- Horizontal Positional Accuracy Value
- Horizontal Positional Accuracy Report
- Best Effort
- Entity and Attribute Overview
- Geologic and structural features
- Entity and Attribute Detailed Description
- Please see USGS publication SIM3227 pamphlet.
- Entity and Attribute Linkage
- Source Originator
- Astrogeology Science Center
- Source Publication Date
- 1 March 2003
- Source Title
- Controlled color photomosaic map of Ganymede Jg 15M CMNK
- Source Online Linkage
- Type of Source Media
- Attribute Accuracy Report
- Best Effort
- Location Description
- Minimum Latitude
- Maximum Latitude
- Minimum Longitude
- Maximum Longitude
- Direct Spatial Reference Method
- Object Type
- Radius A
- Radius C
- Control Net
- RAND November 1999 control solution

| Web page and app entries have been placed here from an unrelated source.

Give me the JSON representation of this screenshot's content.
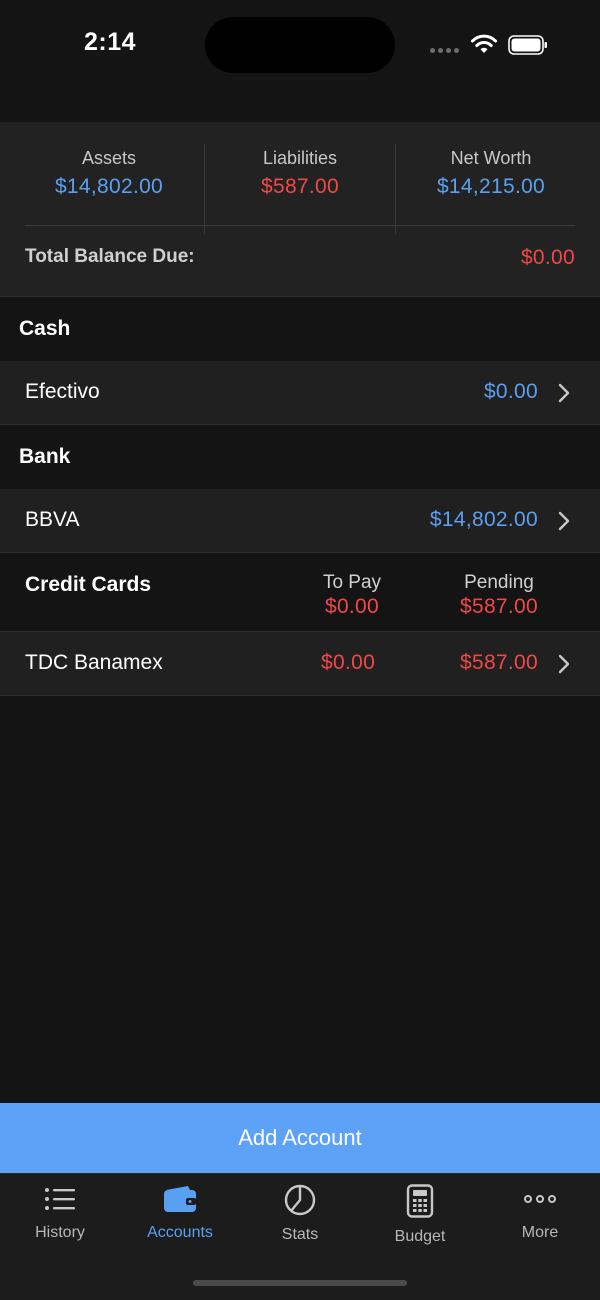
{
  "status_bar": {
    "time": "2:14",
    "icons": [
      "cellular-dots-icon",
      "wifi-icon",
      "battery-icon"
    ]
  },
  "summary": {
    "assets_label": "Assets",
    "assets_value": "$14,802.00",
    "liabilities_label": "Liabilities",
    "liabilities_value": "$587.00",
    "net_worth_label": "Net Worth",
    "net_worth_value": "$14,215.00",
    "total_balance_due_label": "Total Balance Due:",
    "total_balance_due_value": "$0.00"
  },
  "sections": {
    "cash": {
      "title": "Cash",
      "accounts": [
        {
          "name": "Efectivo",
          "amount": "$0.00"
        }
      ]
    },
    "bank": {
      "title": "Bank",
      "accounts": [
        {
          "name": "BBVA",
          "amount": "$14,802.00"
        }
      ]
    },
    "credit_cards": {
      "title": "Credit Cards",
      "to_pay_label": "To Pay",
      "to_pay_total": "$0.00",
      "pending_label": "Pending",
      "pending_total": "$587.00",
      "accounts": [
        {
          "name": "TDC Banamex",
          "to_pay": "$0.00",
          "pending": "$587.00"
        }
      ]
    }
  },
  "add_account_label": "Add Account",
  "tabs": [
    {
      "label": "History",
      "icon": "list-icon",
      "active": false
    },
    {
      "label": "Accounts",
      "icon": "wallet-icon",
      "active": true
    },
    {
      "label": "Stats",
      "icon": "pie-chart-icon",
      "active": false
    },
    {
      "label": "Budget",
      "icon": "calculator-icon",
      "active": false
    },
    {
      "label": "More",
      "icon": "more-dots-icon",
      "active": false
    }
  ],
  "colors": {
    "positive": "#5aa0f0",
    "negative": "#f04848",
    "accent_button": "#5ea2f7",
    "background": "#141414",
    "row_background": "#202020"
  }
}
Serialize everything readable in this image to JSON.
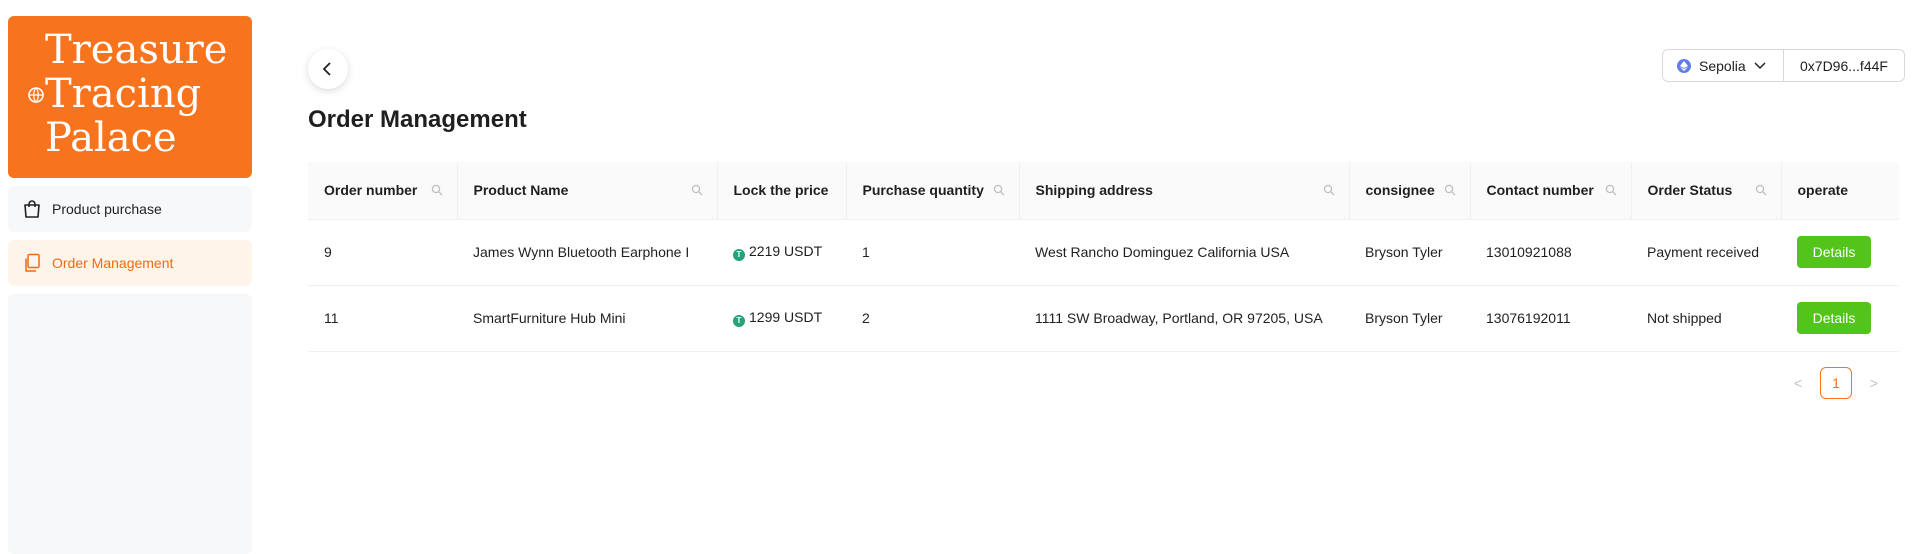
{
  "app": {
    "logo_lines": [
      "Treasure",
      "Tracing",
      "Palace"
    ]
  },
  "sidebar": {
    "items": [
      {
        "label": "Product purchase",
        "icon": "shopping-bag-icon",
        "active": false
      },
      {
        "label": "Order Management",
        "icon": "copy-documents-icon",
        "active": true
      }
    ]
  },
  "header": {
    "network": "Sepolia",
    "address": "0x7D96...f44F"
  },
  "page": {
    "title": "Order Management"
  },
  "table": {
    "columns": [
      "Order number",
      "Product Name",
      "Lock the price",
      "Purchase quantity",
      "Shipping address",
      "consignee",
      "Contact number",
      "Order Status",
      "operate"
    ],
    "rows": [
      {
        "order_number": "9",
        "product": "James Wynn Bluetooth Earphone I",
        "price": "2219 USDT",
        "qty": "1",
        "address": "West Rancho Dominguez California USA",
        "consignee": "Bryson Tyler",
        "contact": "13010921088",
        "status": "Payment received",
        "action": "Details"
      },
      {
        "order_number": "11",
        "product": "SmartFurniture Hub Mini",
        "price": "1299 USDT",
        "qty": "2",
        "address": "1111 SW Broadway, Portland, OR 97205, USA",
        "consignee": "Bryson Tyler",
        "contact": "13076192011",
        "status": "Not shipped",
        "action": "Details"
      }
    ]
  },
  "pagination": {
    "current": "1",
    "prev": "<",
    "next": ">"
  },
  "colors": {
    "brand": "#f7731d",
    "success": "#52c41a",
    "usdt": "#26a17b",
    "eth": "#627eea"
  }
}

- Horizontal Coordinate System Units
- Map Projection Name
- Simple Cylindrical
- Latitude Type
- Longitude Direction
- Positive East
- Longitude Domain
- 0 to 360